Department of Mechanical Engineering
Kenneth E. Goodson
David, M.P., Steinbrenner, J.E., Miler, J., and Goodson, K.E., 2011, "Adiabatic and Diabatic Two-Phase Venting Flow in a Microchannel," International Journal of Multiphase Flow, Vol. 37, pp. 1135-1146.
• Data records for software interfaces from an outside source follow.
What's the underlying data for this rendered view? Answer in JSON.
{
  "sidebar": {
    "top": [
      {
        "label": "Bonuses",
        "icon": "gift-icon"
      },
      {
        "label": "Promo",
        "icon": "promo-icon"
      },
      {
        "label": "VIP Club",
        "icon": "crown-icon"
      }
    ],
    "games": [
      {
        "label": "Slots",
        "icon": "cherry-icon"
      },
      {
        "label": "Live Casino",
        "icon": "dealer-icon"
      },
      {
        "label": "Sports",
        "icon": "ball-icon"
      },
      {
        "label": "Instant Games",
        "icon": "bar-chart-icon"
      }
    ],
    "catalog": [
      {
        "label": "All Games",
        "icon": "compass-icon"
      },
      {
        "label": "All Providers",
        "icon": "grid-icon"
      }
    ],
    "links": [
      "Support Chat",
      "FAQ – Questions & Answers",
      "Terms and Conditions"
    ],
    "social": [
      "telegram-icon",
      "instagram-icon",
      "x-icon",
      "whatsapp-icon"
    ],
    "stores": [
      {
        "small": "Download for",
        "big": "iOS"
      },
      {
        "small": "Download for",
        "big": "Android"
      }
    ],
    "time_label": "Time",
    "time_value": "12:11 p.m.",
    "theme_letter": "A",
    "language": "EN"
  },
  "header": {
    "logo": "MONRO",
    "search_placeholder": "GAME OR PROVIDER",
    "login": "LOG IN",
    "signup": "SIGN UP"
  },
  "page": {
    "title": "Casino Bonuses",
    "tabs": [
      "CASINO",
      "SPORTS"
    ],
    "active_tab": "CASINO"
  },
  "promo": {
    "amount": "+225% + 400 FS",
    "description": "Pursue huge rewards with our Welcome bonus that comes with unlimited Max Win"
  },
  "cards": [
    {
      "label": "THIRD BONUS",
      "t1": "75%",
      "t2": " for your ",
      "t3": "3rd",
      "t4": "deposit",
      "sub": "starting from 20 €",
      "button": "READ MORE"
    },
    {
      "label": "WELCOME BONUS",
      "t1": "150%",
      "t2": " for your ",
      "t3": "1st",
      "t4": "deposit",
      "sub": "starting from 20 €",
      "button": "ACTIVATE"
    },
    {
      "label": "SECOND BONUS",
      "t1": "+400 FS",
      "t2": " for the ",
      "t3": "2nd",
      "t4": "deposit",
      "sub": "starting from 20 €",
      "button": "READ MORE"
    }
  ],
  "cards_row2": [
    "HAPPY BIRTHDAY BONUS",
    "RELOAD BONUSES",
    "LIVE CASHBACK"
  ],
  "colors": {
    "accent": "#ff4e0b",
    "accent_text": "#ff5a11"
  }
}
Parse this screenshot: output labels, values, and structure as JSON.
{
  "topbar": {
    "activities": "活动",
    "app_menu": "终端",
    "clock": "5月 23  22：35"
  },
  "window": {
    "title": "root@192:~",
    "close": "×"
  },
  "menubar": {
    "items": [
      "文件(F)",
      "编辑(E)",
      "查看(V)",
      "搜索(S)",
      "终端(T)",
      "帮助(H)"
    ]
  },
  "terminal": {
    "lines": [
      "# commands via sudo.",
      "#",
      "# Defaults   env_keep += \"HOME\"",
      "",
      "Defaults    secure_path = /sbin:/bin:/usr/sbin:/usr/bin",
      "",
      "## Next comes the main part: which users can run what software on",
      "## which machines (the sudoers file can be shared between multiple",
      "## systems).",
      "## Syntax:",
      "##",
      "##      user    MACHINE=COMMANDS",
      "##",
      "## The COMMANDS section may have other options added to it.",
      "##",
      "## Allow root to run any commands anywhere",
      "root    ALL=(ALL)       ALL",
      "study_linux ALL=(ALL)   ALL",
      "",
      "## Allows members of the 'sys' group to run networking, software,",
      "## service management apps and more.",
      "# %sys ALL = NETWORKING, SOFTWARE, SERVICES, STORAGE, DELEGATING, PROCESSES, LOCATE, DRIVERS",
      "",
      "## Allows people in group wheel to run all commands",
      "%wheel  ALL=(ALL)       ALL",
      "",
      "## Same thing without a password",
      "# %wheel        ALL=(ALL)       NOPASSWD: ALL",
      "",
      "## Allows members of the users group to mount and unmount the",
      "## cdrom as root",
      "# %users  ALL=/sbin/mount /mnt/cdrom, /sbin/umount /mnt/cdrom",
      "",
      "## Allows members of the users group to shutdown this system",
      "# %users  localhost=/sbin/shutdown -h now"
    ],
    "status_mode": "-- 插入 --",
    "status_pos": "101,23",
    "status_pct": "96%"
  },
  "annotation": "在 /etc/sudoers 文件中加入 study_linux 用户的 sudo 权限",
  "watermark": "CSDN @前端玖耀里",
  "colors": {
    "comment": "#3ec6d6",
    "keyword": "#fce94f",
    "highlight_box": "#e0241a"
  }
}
The growth and advection of the vapor phase in two-phase microchannel heat exchangers increase the system pressure and cause flow instabilities. One solution is to locally vent the vapor formed by capping the microchannels with a porous, hydrophobic membrane. In this paper we visualize this venting process in a single 124 lm by 98 lm copper microchannel with a 65 lm thick, 220 nm pore diameter hydrophobic Teflon membrane wall to determine the impact of varying flow conditions on the flow structures and venting process during adiabatic and diabatic operation. We characterize liquid velocities of 0.14, 0.36 and 0.65 m/s with superficial air velocities varying from 0.3 to 8 m/s. Wavy-stratified and stratified flow dominated low liquid velocities while annular type flows dominated at the higher velocities. Gas/vapor venting can be improved by increasing the venting area, increasing the trans-membrane pressure or using thinner, high permeability membranes. Diabatic experiments with mass flux velocities of 140 and 340 kg/s/m2 and exit qualities up to 20% found that stratified type flows dominate at lower mass fluxes while churn-annular flow became more prevalent at the higher mass-flux and quality. The diabatic flow regimes are believed to significantly influence the pressure-drop and heat transfer coefficient in vapor venting heat exchangers.